Think you know vets? Think again.
Contrary to popular belief, many veterans re-enter civilian life without enduring the struggles often reported in the news, according to The 2015 Veterans Civic Health Index. Commissioned by Got Your Six, an organization that works to combat negative stereotypes and empower veterans, the study also finds that veterans tend to be more civically healthy — more likely to volunteer, vote, involve themselves in local politics, belong to community groups and trust their neighbors — than non-veterans.
The report’s findings may have broad implications for vets seeking employment and their prospective employers. After all, it stands to reason that good citizens are likely to make good employees.
More Vets Are Finding Jobs — and Earning More
Overall, veterans have lower unemployment rates than non-veterans — 5.7 percent compared to 6.1 percent, respectively, revealed by The U.S. Department of Veterans Affairs 2015 Veteran Economic Opportunity Report. The unemployment rates of young veterans have steadily decreased for the past 18 months.
What’s more, the same report found that employed veterans under 35 take home 11 percent higher median earnings than their non-veteran peers.
Why Hire a Vet?
Responding to Jeremy Benders’ recent article in Business Insider, Jon Davis, a retired U.S. Marine sergeant and hiring manager, offered 10 reasons why hiring a vet makes sense for employers. He notes that veterans:
- Are committed to accomplishing their missions
- Have ingrained leadership talents
- Take their responsibilities seriously
- Are taught to be intuitive
- Will tell superiors when something is wrong
- Get the job done
- When given the necessary support, are extremely capable
- Know the meaning of hard work
- Are eligible for government-paid education
Vets Are Born Entrepreneurs
As it turns out, many of the same qualities that make veterans valuable employees, also serve them well as entrepreneurs. Sources including Military.com list a number of positive characteristics that lend themselves to entrepreneurial success. Among them, veterans:
- Possess strong leadership and technological skills
- Perform efficiently under pressure
- Are focused
- Respect policies, procedures and hierarchies
- Are comfortable working with colleagues from diverse backgrounds
- Are team players
- Value integrity and commitment
- Don’t give up easily
Increasingly, veteran entrepreneurs are putting these strengths to work. Veterans run nearly one in ten small businesses, and the Small Business Association tells us that veterans are 45 percent more likely than non-veterans to be self-employed, according to the U.S. Census.
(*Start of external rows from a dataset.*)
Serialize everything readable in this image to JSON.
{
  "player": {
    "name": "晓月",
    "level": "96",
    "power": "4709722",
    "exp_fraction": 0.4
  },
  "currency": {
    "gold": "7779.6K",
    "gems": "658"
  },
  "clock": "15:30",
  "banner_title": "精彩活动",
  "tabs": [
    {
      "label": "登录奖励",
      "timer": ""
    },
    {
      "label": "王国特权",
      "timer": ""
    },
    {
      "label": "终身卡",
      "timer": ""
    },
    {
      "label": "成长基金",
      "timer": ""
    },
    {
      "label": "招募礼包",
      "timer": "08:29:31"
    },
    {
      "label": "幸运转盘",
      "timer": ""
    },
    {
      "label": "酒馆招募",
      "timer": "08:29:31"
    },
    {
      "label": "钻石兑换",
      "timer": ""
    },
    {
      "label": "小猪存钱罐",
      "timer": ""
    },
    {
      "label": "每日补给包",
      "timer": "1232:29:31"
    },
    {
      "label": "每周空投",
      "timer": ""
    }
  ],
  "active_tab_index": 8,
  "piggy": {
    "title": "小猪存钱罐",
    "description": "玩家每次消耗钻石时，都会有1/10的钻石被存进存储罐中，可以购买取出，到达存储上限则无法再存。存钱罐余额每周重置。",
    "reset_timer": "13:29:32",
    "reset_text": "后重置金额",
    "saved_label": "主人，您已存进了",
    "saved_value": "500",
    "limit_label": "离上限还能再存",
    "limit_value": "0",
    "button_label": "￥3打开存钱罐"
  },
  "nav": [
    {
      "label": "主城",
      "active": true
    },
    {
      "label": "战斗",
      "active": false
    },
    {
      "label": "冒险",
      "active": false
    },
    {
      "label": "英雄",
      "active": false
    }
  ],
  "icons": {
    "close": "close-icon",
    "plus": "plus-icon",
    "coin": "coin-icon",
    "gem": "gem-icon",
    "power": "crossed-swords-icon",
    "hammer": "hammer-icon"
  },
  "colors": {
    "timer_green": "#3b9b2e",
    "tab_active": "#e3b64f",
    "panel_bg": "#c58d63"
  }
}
Impressively, veteran-owned businesses employ 5.8 million people and earn $1.2 trillion in receipts.
Vets Have So Much to Give
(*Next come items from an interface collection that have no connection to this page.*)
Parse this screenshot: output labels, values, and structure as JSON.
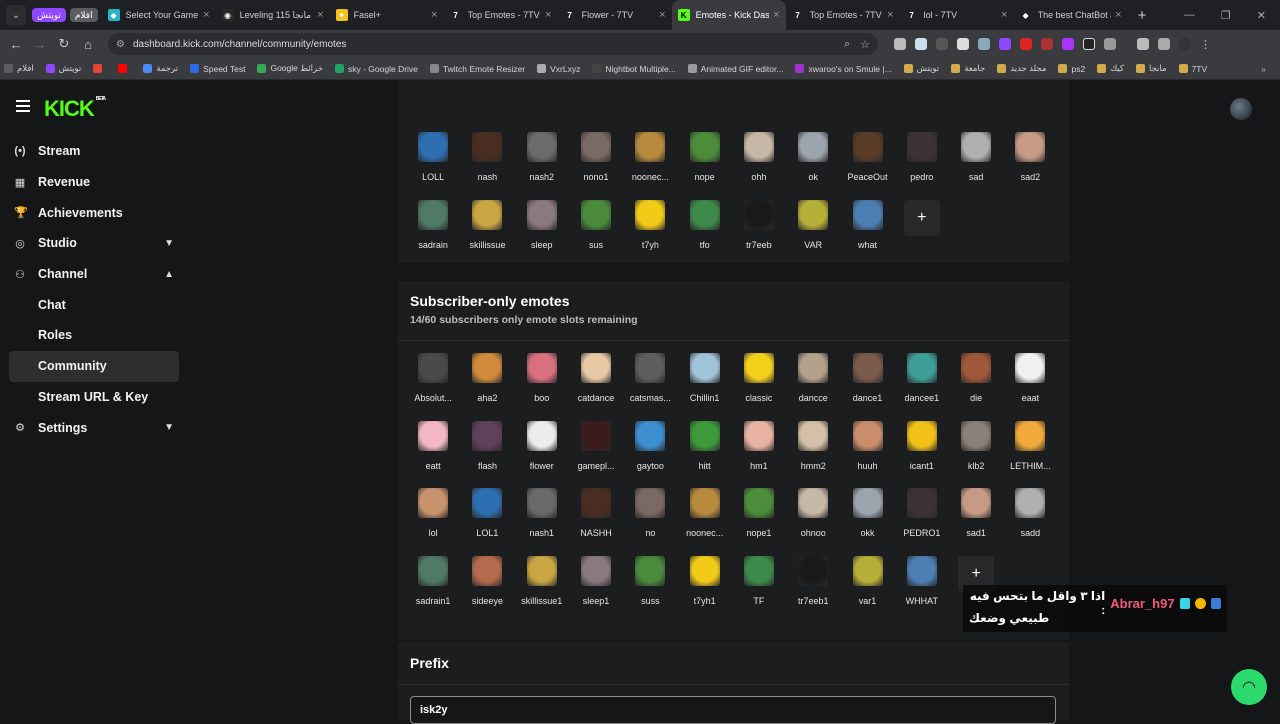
{
  "browser": {
    "pinned": [
      {
        "label": "تويتش",
        "color": "#9146ff"
      },
      {
        "label": "افلام",
        "color": "#5b5d62"
      }
    ],
    "tabs": [
      {
        "title": "Select Your Game S",
        "fav": "#28b4c8",
        "glyph": "◆"
      },
      {
        "title": "Leveling 115 مانجا",
        "fav": "#2a2a2a",
        "glyph": "◉"
      },
      {
        "title": "Fasel+",
        "fav": "#f3c31b",
        "glyph": "♥"
      },
      {
        "title": "Top Emotes - 7TV",
        "fav": "#1f2023",
        "glyph": "7"
      },
      {
        "title": "Flower - 7TV",
        "fav": "#1f2023",
        "glyph": "7"
      },
      {
        "title": "Emotes - Kick Dash",
        "fav": "#53fc18",
        "glyph": "K",
        "active": true
      },
      {
        "title": "Top Emotes - 7TV",
        "fav": "#1f2023",
        "glyph": "7"
      },
      {
        "title": "lol - 7TV",
        "fav": "#1f2023",
        "glyph": "7"
      },
      {
        "title": "The best ChatBot a",
        "fav": "#1f2023",
        "glyph": "◆"
      }
    ],
    "url": "dashboard.kick.com/channel/community/emotes",
    "bookmarks": [
      {
        "label": "افلام",
        "color": "#5b5d62"
      },
      {
        "label": "تويتش",
        "color": "#9146ff"
      },
      {
        "label": "",
        "color": "#e5443a"
      },
      {
        "label": "",
        "color": "#ff0000"
      },
      {
        "label": "ترجمة",
        "color": "#4a8af4"
      },
      {
        "label": "Speed Test",
        "color": "#2b6be9"
      },
      {
        "label": "Google خرائط",
        "color": "#34a853"
      },
      {
        "label": "sky - Google Drive",
        "color": "#1fa463"
      },
      {
        "label": "Twitch Emote Resizer",
        "color": "#888888"
      },
      {
        "label": "VxrLxyz",
        "color": "#aaaaaa"
      },
      {
        "label": "Nightbot Multiple...",
        "color": "#444444"
      },
      {
        "label": "Animated GIF editor...",
        "color": "#999999"
      },
      {
        "label": "xwaroo's on Smule |...",
        "color": "#a033c8"
      },
      {
        "label": "تويتش",
        "color": "#d4a94b"
      },
      {
        "label": "جامعة",
        "color": "#d4a94b"
      },
      {
        "label": "مجلد جديد",
        "color": "#d4a94b"
      },
      {
        "label": "ps2",
        "color": "#d4a94b"
      },
      {
        "label": "كيك",
        "color": "#d4a94b"
      },
      {
        "label": "مانجا",
        "color": "#d4a94b"
      },
      {
        "label": "7TV",
        "color": "#d4a94b"
      }
    ]
  },
  "app": {
    "logo": "KICK",
    "logo_badge": "BETA",
    "sidebar": [
      {
        "label": "Stream",
        "icon": "(•)",
        "name": "stream"
      },
      {
        "label": "Revenue",
        "icon": "▦",
        "name": "revenue"
      },
      {
        "label": "Achievements",
        "icon": "🏆",
        "name": "achievements"
      },
      {
        "label": "Studio",
        "icon": "◎",
        "name": "studio",
        "chev": "▼"
      },
      {
        "label": "Channel",
        "icon": "⚇",
        "name": "channel",
        "chev": "▲"
      },
      {
        "label": "Chat",
        "sub": true,
        "name": "chat"
      },
      {
        "label": "Roles",
        "sub": true,
        "name": "roles"
      },
      {
        "label": "Community",
        "sub": true,
        "name": "community",
        "active": true
      },
      {
        "label": "Stream URL & Key",
        "sub": true,
        "name": "stream-url-key"
      },
      {
        "label": "Settings",
        "icon": "⚙",
        "name": "settings",
        "chev": "▼"
      }
    ]
  },
  "channel_emotes": [
    {
      "name": "LOLL",
      "color": "#2e6fb2"
    },
    {
      "name": "nash",
      "color": "#4a2d22"
    },
    {
      "name": "nash2",
      "color": "#6b6b6b"
    },
    {
      "name": "nono1",
      "color": "#7b6a63"
    },
    {
      "name": "noonec...",
      "color": "#b78a3e"
    },
    {
      "name": "nope",
      "color": "#4d8c3a"
    },
    {
      "name": "ohh",
      "color": "#c7b7a6"
    },
    {
      "name": "ok",
      "color": "#9ca4ae"
    },
    {
      "name": "PeaceOut",
      "color": "#5a3b26"
    },
    {
      "name": "pedro",
      "color": "#3d3238"
    },
    {
      "name": "sad",
      "color": "#b0b0b0"
    },
    {
      "name": "sad2",
      "color": "#c79a86"
    },
    {
      "name": "sadrain",
      "color": "#4f7a66"
    },
    {
      "name": "skillissue",
      "color": "#c9a642"
    },
    {
      "name": "sleep",
      "color": "#8a7a80"
    },
    {
      "name": "sus",
      "color": "#4b8b3c"
    },
    {
      "name": "t7yh",
      "color": "#f2cb18"
    },
    {
      "name": "tfo",
      "color": "#3d8a4a"
    },
    {
      "name": "tr7eeb",
      "color": "#1a1a1a"
    },
    {
      "name": "VAR",
      "color": "#b7b038"
    },
    {
      "name": "what",
      "color": "#4c7fb3"
    },
    {
      "add": true,
      "name": "+"
    }
  ],
  "subscriber_section": {
    "title": "Subscriber-only emotes",
    "subtitle": "14/60 subscribers only emote slots remaining"
  },
  "subscriber_emotes": [
    {
      "name": "Absolut...",
      "color": "#4a4a4a"
    },
    {
      "name": "aha2",
      "color": "#d18a3c"
    },
    {
      "name": "boo",
      "color": "#d9707e"
    },
    {
      "name": "catdance",
      "color": "#e7c8a5"
    },
    {
      "name": "catsmas...",
      "color": "#5e5e5e"
    },
    {
      "name": "Chillin1",
      "color": "#9fc3d9"
    },
    {
      "name": "classic",
      "color": "#f2cf1a"
    },
    {
      "name": "dancce",
      "color": "#b5a08b"
    },
    {
      "name": "dance1",
      "color": "#7a5a4a"
    },
    {
      "name": "dancee1",
      "color": "#3f9e96"
    },
    {
      "name": "die",
      "color": "#a0583a"
    },
    {
      "name": "eaat",
      "color": "#f0f0f0"
    },
    {
      "name": "eatt",
      "color": "#f3b8c4"
    },
    {
      "name": "flash",
      "color": "#60405a"
    },
    {
      "name": "flower",
      "color": "#ececec"
    },
    {
      "name": "gamepl...",
      "color": "#3a1a1a"
    },
    {
      "name": "gaytoo",
      "color": "#3d8fd0"
    },
    {
      "name": "hitt",
      "color": "#3c9a3a"
    },
    {
      "name": "hm1",
      "color": "#e9b3a3"
    },
    {
      "name": "hmm2",
      "color": "#d4c0a8"
    },
    {
      "name": "huuh",
      "color": "#c98d6b"
    },
    {
      "name": "icant1",
      "color": "#f1c118"
    },
    {
      "name": "klb2",
      "color": "#8a807a"
    },
    {
      "name": "LETHIM...",
      "color": "#f0a93a"
    },
    {
      "name": "lol",
      "color": "#c9936e"
    },
    {
      "name": "LOL1",
      "color": "#2e6fb2"
    },
    {
      "name": "nash1",
      "color": "#6a6a6a"
    },
    {
      "name": "NASHH",
      "color": "#4a2d22"
    },
    {
      "name": "no",
      "color": "#7b6a63"
    },
    {
      "name": "noonec...",
      "color": "#b78a3e"
    },
    {
      "name": "nope1",
      "color": "#4d8c3a"
    },
    {
      "name": "ohnoo",
      "color": "#c7b7a6"
    },
    {
      "name": "okk",
      "color": "#9ca4ae"
    },
    {
      "name": "PEDRO1",
      "color": "#3d3238"
    },
    {
      "name": "sad1",
      "color": "#c79a86"
    },
    {
      "name": "sadd",
      "color": "#b0b0b0"
    },
    {
      "name": "sadrain1",
      "color": "#4f7a66"
    },
    {
      "name": "sideeye",
      "color": "#b46a4c"
    },
    {
      "name": "skillissue1",
      "color": "#c9a642"
    },
    {
      "name": "sleep1",
      "color": "#8a7a80"
    },
    {
      "name": "suss",
      "color": "#4b8b3c"
    },
    {
      "name": "t7yh1",
      "color": "#f2cb18"
    },
    {
      "name": "TF",
      "color": "#3d8a4a"
    },
    {
      "name": "tr7eeb1",
      "color": "#1a1a1a"
    },
    {
      "name": "var1",
      "color": "#b7b038"
    },
    {
      "name": "WHHAT",
      "color": "#4c7fb3"
    },
    {
      "add": true,
      "name": "+"
    }
  ],
  "prefix": {
    "title": "Prefix",
    "value": "isk2y"
  },
  "overlay": {
    "username": "Abrar_h97",
    "message_part1": "اذا ٣ واقل ما بتحس فيه :",
    "message_part2": "طبيعي وضعك"
  }
}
These statistics are welcome news for U.S. Army veteran, Chris Marvin, managing director of Got Your Six. As Marvin recently told the Washington Post, "It’s important for all of us to provide counterpoints to the misconceptions we have been told [about veterans] for years and years … We want people to know that we are not a population that requires services. But a population that has services to offer."